Prism-induced convergence and vertical vergence for maintaining binocular fusion induced postural instability to a greater extent than diplopic conditions. This finding has important implication in relation to postural control of patients with large exophoria or vertical phoria in optometric clinic.
The purpose of this study was to examine whether binocular single vision with prism-induced horizontal and vertical vergence and diplopia might affect the static postural stability.
Forty-two subjects with a mean ± standard deviation age of 23.79 ± 2.81 years were enrolled in this study. To simulate convergence and divergence, base-in and base-out (BO) prisms of 4 and 8 Δ were added, respectively. To simulate vertical vergence, vertical prism of 2 Δ was added in a trial frame that corrected for the subject's refractive error during far distance (6 m) gaze. The prism power necessary to break fusion in each subject was detected and applied to induce diplopia in horizontal and vertical directions. Indices of general instability and sway power were measured under visual conditions using Tetrax and compared with normal viewing without the prism. Correlations between general instability indices and the ranges of break point in convergence and divergence were analyzed.
Postural instability was increased significantly when convergence induced by BO 4 and 8 Δ and vertical vergence induced by 2 Δ were stimulated. The correlation coefficient between ranges of BO break point and indices of general instability was −0.308 in the BO 4 Δ and −0.306 in the BO 8 Δ condition.
Although binocular input is recognized as an important factor in postural stability, binocular input with excessively stimulated convergence and vertical vergence during a far distance gaze is a latent factor affecting postural stability.

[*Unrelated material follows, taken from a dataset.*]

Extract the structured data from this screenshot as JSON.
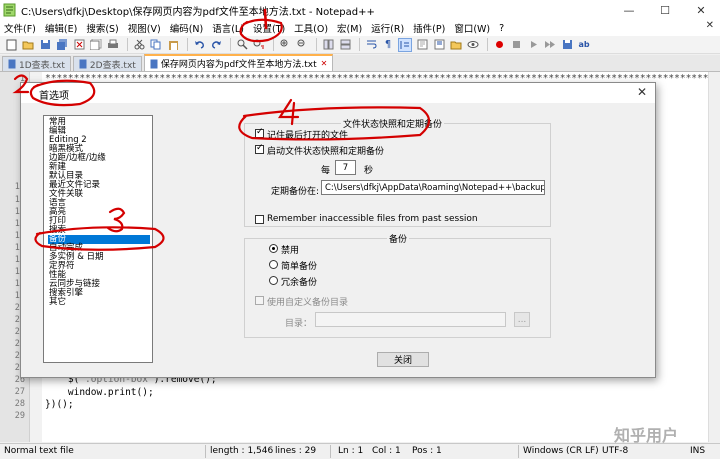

On the other hand, diplopia did not influence postural stability.